There is a condition called writer's block. I don't suffer from it, probably because I have less time for writing than I need. Friends and family might comment that I have never suffered from talker's block either.
I do suffer from feelings of unworthiness which I expect are common to many, if not all, writers. It's that feeling that whatever I do it won't be good enough, so what's the point? This can stop me in my tracks and make me abandon whatever it is I'm doing or carry on but take no pleasure from it.
In order to get over this problem the writing technique that works for me is simple. I write stuff even if it's rubbish. I write every day, even if it's a tiny bit. I write what comes to me regardless of what I might have planned to write.
Sometimes I sit down to write with the intention of getting my protagonist from point A to point B. There are clear steps needed to achieve this that have been running through my mind. I begin writing and suddenly find my character has arrived at point C without any help from me. This used to worry me, after all I'm the writer, I'm supposed to be in charge.

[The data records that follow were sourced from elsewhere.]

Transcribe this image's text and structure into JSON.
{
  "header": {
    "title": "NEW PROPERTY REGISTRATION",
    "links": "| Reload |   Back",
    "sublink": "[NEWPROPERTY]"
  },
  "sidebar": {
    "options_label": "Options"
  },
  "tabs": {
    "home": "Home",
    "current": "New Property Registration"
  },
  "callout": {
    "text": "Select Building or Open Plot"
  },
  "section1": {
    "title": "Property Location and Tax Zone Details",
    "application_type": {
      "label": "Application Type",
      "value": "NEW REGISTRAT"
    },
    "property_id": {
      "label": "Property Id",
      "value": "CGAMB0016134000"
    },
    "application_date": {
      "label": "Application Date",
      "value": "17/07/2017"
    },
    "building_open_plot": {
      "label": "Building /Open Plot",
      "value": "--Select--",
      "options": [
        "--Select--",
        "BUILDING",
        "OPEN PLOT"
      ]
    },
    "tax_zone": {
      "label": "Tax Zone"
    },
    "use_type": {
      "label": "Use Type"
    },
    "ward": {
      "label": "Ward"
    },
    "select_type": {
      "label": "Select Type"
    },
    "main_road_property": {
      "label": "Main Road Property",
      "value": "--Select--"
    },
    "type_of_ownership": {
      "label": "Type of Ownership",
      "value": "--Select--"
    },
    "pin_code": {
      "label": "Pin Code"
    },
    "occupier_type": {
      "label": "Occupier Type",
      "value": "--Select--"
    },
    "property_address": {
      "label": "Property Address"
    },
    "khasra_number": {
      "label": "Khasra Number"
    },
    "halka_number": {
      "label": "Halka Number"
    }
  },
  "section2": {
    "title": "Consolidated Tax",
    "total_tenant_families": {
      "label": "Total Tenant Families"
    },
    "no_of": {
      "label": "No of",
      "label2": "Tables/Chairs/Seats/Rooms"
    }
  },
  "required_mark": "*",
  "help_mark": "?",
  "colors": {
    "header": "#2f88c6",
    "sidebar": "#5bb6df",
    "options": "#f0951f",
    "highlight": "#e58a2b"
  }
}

It's a question of detail. My favourite authors introduce their characters effortlessly. A few well chosen words and I have a clear mental image. They also move seamlessly from one scene to another without need for ticket purchase or stopping to put petrol in a tank. I have a tendancy to get caught up in all that detail. Things like the number on the bus, timetables, the names of the bus stops, a description of the driver, of the bus, of each of the passengers....
I have learned that very little of this needs to be written but that doesn't mean it's not needed. As long as I know, the reader can relax in the knowledge that it has all been taken care of and they can be spared the detail. It's up to me to make sure it all hangs together.
In the film "Robin Hood", Kevin Costner arrives at Dover, having rowed all the way from Egypt, sets off walking and announces that he will be dining with his father in Nottingham that evening. The author obviously has no idea of the distance between Dover and Nottingham and has certainly never travelled on the East Coast Main Line. I have to avoid that sort of mistake because readers have the tendancy to assume that if they identify one inconsistency in a story then the rest of it is almost certainly rubbish as well.
One more thing, I am proud to tell you that Christian Pankhurst has raised over $35,000 for children in Japan with the appeal I made in my previous blog. Well done Christian! You are a wonderful man with a great big heart.